Who is the best? Every year, every day, all the time in the world of sport, we are asking ourselves, seeking answers, discussing about the above stated question. Everybody has their favourite, and of course, everybody thinks they have the right answer. This year »heads are butting« about the Portuguese »total athlete CR7« Cristiano Ronaldo, and Argentine two times Balon d’Or winner – on a road to be the best of all times – Messi, the dynamic duo,on the road to break all the records in the football record books.
The question of the day is: Who is the sport person of the year in Argentina?

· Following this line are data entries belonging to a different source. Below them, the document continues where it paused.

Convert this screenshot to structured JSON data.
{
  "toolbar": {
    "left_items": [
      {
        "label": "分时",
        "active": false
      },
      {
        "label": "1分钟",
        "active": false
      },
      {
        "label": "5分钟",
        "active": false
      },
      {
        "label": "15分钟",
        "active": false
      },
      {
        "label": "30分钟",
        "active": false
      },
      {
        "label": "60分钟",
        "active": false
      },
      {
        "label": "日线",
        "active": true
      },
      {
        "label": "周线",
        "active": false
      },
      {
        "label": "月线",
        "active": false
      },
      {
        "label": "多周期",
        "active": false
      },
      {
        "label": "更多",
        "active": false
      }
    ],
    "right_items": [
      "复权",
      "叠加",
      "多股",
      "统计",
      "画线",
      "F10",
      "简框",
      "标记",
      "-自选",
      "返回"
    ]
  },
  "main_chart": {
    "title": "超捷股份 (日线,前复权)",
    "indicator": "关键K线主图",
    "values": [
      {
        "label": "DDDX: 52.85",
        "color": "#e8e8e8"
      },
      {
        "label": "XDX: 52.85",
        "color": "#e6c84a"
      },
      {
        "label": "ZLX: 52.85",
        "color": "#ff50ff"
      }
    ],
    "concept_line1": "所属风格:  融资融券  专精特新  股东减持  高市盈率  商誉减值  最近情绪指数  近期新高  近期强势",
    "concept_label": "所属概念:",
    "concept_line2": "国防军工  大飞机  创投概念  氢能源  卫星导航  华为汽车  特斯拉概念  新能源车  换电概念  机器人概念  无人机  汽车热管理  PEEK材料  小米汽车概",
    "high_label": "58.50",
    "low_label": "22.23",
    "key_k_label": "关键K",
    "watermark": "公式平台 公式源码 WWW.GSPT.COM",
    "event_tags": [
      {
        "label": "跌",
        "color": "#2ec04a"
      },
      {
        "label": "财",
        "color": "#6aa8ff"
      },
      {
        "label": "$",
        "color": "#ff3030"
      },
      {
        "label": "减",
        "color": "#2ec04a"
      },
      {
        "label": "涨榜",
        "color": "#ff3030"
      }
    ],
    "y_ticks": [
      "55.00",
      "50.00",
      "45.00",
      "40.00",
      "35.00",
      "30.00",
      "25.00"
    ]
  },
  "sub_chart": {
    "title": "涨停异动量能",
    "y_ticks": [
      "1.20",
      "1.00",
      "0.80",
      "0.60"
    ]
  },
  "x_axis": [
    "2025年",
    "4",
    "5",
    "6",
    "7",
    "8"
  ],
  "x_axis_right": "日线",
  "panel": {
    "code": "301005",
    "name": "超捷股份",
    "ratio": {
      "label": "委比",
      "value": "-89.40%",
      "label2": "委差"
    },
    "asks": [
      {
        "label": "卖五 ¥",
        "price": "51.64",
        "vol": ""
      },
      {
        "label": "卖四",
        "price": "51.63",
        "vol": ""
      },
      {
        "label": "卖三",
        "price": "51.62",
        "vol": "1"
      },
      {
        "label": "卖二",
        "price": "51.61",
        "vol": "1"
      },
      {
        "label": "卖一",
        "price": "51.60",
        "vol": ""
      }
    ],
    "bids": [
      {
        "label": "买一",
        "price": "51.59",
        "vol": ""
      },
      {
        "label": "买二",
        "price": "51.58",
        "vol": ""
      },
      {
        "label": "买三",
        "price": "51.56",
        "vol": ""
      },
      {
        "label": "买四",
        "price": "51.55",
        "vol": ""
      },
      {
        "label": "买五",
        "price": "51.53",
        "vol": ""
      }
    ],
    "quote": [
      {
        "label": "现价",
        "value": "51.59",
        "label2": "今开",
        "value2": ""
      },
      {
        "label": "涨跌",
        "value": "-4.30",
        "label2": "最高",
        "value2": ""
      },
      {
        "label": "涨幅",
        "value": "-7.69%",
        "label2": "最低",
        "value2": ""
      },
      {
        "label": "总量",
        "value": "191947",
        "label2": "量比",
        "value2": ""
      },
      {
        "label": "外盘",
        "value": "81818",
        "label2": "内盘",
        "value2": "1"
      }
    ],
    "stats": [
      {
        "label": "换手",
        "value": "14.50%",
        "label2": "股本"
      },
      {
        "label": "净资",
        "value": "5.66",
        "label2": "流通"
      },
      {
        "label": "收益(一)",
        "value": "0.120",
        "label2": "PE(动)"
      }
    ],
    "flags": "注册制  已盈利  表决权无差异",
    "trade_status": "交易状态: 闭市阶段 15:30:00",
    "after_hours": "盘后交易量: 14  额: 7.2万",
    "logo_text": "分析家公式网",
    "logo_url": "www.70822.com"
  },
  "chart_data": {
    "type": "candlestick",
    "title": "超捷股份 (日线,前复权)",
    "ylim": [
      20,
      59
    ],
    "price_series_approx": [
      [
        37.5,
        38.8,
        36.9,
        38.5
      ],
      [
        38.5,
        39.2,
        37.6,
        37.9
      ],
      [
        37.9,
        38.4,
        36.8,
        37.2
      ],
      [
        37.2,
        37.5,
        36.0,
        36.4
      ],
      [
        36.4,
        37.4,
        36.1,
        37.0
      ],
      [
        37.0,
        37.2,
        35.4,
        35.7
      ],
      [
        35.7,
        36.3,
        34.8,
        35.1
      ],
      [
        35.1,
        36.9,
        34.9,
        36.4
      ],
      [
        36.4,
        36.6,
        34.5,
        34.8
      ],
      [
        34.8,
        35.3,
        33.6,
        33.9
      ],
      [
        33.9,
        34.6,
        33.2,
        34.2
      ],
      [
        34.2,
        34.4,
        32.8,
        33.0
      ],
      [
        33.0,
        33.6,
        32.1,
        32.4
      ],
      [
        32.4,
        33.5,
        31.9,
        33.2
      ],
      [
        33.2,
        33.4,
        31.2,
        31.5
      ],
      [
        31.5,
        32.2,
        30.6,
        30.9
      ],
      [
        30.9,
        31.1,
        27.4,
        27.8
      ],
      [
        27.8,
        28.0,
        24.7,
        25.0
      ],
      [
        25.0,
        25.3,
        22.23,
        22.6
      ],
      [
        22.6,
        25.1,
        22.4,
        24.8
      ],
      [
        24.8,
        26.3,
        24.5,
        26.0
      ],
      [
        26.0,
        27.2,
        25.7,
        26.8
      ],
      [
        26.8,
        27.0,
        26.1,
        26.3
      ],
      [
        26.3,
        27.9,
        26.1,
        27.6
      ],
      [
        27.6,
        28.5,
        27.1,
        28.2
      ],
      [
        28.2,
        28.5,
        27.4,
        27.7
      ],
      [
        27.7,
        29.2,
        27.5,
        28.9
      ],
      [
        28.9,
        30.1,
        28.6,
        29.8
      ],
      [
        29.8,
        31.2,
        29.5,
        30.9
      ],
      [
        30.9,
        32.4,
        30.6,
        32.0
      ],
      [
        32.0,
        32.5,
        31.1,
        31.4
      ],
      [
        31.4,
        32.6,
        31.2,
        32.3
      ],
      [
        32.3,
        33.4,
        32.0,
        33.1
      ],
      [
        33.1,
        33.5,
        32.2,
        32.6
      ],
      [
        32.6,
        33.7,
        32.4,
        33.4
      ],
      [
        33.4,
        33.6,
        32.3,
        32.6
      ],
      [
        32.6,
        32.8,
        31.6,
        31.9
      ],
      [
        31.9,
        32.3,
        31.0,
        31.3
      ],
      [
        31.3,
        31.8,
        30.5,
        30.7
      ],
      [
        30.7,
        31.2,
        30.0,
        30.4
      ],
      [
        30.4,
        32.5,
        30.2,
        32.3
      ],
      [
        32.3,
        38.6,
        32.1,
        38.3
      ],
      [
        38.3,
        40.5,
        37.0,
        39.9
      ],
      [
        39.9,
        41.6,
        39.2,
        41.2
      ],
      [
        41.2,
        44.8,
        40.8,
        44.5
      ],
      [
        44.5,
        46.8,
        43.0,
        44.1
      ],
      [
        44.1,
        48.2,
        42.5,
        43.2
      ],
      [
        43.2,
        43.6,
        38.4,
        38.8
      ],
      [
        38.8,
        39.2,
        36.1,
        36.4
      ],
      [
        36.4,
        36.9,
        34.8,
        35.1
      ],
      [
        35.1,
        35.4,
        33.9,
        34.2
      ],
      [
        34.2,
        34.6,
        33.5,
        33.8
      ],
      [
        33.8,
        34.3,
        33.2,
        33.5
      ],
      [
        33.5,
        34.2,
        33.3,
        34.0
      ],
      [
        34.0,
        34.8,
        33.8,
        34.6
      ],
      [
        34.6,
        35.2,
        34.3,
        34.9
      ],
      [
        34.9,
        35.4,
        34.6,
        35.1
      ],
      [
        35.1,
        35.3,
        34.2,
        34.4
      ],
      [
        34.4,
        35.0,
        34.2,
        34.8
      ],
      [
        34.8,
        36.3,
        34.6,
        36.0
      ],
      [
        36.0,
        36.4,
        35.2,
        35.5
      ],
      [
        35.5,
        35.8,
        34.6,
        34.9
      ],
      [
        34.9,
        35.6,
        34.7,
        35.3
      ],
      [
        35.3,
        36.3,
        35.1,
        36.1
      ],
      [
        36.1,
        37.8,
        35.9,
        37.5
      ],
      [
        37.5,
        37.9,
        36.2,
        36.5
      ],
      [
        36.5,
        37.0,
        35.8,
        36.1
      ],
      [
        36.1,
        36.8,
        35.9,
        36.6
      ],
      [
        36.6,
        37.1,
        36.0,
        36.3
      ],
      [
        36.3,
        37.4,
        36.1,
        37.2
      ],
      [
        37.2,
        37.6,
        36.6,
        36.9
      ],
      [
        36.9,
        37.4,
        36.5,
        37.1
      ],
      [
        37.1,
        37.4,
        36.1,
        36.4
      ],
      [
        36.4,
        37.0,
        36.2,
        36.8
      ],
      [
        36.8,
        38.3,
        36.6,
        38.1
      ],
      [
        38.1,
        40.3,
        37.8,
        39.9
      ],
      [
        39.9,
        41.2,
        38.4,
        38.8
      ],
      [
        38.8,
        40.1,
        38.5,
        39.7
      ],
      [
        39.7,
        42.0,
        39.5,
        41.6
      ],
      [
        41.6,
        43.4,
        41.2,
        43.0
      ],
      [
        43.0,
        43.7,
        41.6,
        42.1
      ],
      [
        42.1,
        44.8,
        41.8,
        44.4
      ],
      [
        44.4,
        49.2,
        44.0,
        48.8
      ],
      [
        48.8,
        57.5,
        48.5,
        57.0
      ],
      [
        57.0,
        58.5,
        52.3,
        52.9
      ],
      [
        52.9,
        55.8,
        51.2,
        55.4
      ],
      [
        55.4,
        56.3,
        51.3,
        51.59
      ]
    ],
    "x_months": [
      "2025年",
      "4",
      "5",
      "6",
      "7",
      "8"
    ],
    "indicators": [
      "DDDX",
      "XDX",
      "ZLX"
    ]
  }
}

Hey…that is easy, Messi for sure, I’d bet my car on it. Well, hand over the keys mister, because the best of the best in Argentina is Luciana Aymar (pictured), a field hockey player!
A woman field hockey player, beating Lionel Messi, in a country where football has a religious status, is an unbelievable fact, and would have been virtually unimaginable a couple of decades ago.
It is also a sign of a new force in the world of sport – women.
Numbers do not lie. In the last FIFA football survey the overall total of female players increased by 19% from the previous count. The growth in female registered players is particularly striking; the number of registered female football players has increased by 54%, in a traditionally men dominated game!
WNBA in USA has evolved from a side idea of NBA club owners to fill in a summer gap, into a first professional women’s league with a multi million dollar TV broadcasting deal. It continues to break milestones, and is gradually increasing in fan base.
The subject of women and sport has been intriguing and shocking throughout history. From the time when the first Olympics were held in ancient Greece, where women had been excluded, so they competed every four years in their own Games of Hera, to honor the Greek goddess who ruled over women and the earth, to Kyniska, a Spartian princess, who won an Olympic chariot race, but was barred from collecting her prize in person, and Melpomene, who, barred from the official race at the first modern Olympics in Athens, ran the same course as the men, finishing in 4 hours 30 minutes.
There are numerous examples of sports heroics;
In 1948, Dutch athlete Fanny Blankers-Koen won four gold medals in London Olympic games, the equivalents of the ones Jesse Owens had won twelve years earlier in Berlin. At the time she also held the world records in the high and long jumps, but did not compete in those events, as rules prohibited women from competing in more than three individual events.
At the 1976 Olympics, Nadia Comaneci brought the gymnastics world its first perfect 10.
The first woman to play on an all-male professional basketball team, Lynette Woodard, scored seven points in her debut with the Harlem Globetrotters (1986).
Blind swimmer Tricia Zorn becomes the first athlete, male or female, to win 12 gold medals in a Paralympics competition (1988).
The Battle of the Sexes in 1973, match between Billie Jean King and Bobby Riggs (pictured bellow), was the first step to resist gender discrimination and lack of prize money in tennis, and a major breakthrough in recognition of women power in sport, and in general.
The ultimate gender battlefield is blazing in one of the last men’s strongholds – ski jumping. In the last decade women ski jumping evolved. Women started to jump further and further, and sport become quite popular with its own winter tour – Continental Cup. Every winter since 1998, women have petitioned to be included in the ski jump portion of the Winter Olympics. But despite their efforts, and despite a 1991 law stating that all future games need to be open to both genders, women are still not allowed to participate in the Olympic ski jump. A women’s event is being considered for the 2014 Games in Sochi.
Today’s generation of women athletes is breaking the last gender barriers – prize money distribution in Wimbledon, as a great example (in 2007 Wimbledon officials announced that competitors would receive the same amount of prize money, at all stages of the tournament, regardless of sex) – and establishing women as equal power in the world of sports.
As we celebrate International Women’s Day we give praise to all the women of the world, and especially sports stars such as Danica Patrick (NASCAR racing), the Williams sisters (tennis), Dara Torres (swimming), Marta (football), Lauren Jackson (basketball), Paula Radcliffe, Meseret Defar (distance running), Lorena Ochoa (golf), Yelena Isinbayeva (athletics), Guo Jingjing (diving), Lindsey Vonn (skiing), and many more, who are constantly pushing the limits with their achievements, not forgetting the cue of this post, the beautiful Luciana Aymar, who managed to eclipse probably the most famous athlete on the planet at the moment.
The future for women in sport seems very bright with all of the innovation and talent on the horizon. Women are ever more empowered by their sporting ability; in fact, women are already a dominating force in some sports!